What are two examples of osmosis?

Examples of osmosis in daily life include plant cells soaking up water, skin soaking up water, and slugs reacting to salt.

How do you understand osmosis?

The movement of water molecules through a selectively permeable membrane from a region of high water concentration to low water concentration is called osmosis. A solution where there is higher water concentration outside the cell is called a hypotonic solution.

What is Osmosis for kids?

Osmosis is the movement of water through a plasma membrane from a region of low solute concentration to a region of high concentration. An important example of osmosis is the movement of liquid (solvent) molecules across a cell membrane into a cell with a higher solute concentration.

What is osmosis function?

Well, the main function of osmosis is to remove the impurities from feed water and make it and let pass pure water through it semi-permeable membrane. The semipermeable membrane also works towards removing ions, molecules, larger particles and even micro-organisms from drinking water.

What affects osmosis?

Concentration gradient - The movement of osmosis is affected by the concentration gradient; the lower the concentration of the solute within a solvent, the faster osmosis will occur in that solvent. Light and dark – They are also factors of osmosis; since the brighter the light, the faster osmosis takes place.

What is the importance of osmosis in daily life?

First, it helps cells move important materials into and out the cell. Important nutrients and waster dissolved in the water move in and out of the cell through osmosis. Plants absorb water through its roots and move thewater through out by osmosis. Osmosis helps the stomata in plants open and close.

What is the goal of osmosis?

Both diffusion and osmosis aim to equalize forces inside cells and organisms as a whole, spreading water, nutrients and necessary chemicals from areas that contain a high concentration to areas that contain a low concentration.

Why is simple diffusion important?

Diffusion is important to organisms because it is the process by which useful molecules enter the body cells and waste products are removed. Digested food molecules (amino acids, glucose) move down a concentration gradient from the intestine to the blood.

What is the importance of active transport?

Active transport is important because it allows the cell to move substances against the concentration gradient. Cells can bring in substances even if

What would happen if there was no osmosis?
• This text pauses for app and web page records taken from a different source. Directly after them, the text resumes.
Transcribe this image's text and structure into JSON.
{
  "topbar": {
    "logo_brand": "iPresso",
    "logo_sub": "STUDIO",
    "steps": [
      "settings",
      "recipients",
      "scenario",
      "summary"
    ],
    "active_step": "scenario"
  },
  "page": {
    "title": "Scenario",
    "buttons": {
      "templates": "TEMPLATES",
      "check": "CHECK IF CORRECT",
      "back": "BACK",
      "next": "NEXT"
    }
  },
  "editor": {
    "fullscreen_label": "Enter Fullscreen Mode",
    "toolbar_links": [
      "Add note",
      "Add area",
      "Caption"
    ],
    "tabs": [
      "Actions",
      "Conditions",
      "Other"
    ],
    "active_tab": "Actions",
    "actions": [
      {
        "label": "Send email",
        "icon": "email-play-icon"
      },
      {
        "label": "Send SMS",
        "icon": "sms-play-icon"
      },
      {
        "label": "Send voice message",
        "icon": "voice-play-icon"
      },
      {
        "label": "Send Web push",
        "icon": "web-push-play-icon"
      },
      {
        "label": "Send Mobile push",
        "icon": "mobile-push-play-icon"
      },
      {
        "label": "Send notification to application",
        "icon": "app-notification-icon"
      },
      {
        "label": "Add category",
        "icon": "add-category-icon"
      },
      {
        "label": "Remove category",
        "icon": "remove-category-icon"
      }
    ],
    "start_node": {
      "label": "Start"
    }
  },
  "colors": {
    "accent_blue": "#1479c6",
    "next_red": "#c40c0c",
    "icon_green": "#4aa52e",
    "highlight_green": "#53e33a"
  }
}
One big reason why is because the salt concentration in water is much higher than the same concentration in the body. But water usually has free rein to pass through. In a normal cell, water concentrations on either side of a cell membranes are pretty close, and water transport doesn't happen in mass quantities.

What are the types of diffusion?

The three main types of this phenomenon are expansion diffusion, stimulus diffusion, and relocation diffusion.

What are the importance of osmosis in animals?

Osmosis is important for animals at the cellular level and the entire organism. Osmosis allows cells to intake water and achieve homeostasis. The entire animal can use osmosis to remove water from the digestive tract using the intestinal lining.

How osmosis affects plant cells?

Effects of osmosis in plant cells
Plant cells are enclosed by a rigid cell wall. When the plant cell is placed in a hypotonic solution, it takes up water by osmosis and starts to swell, but the cell wall prevents it from bursting. The plant cell is said to have become 'turgid', i.e. swollen and hard.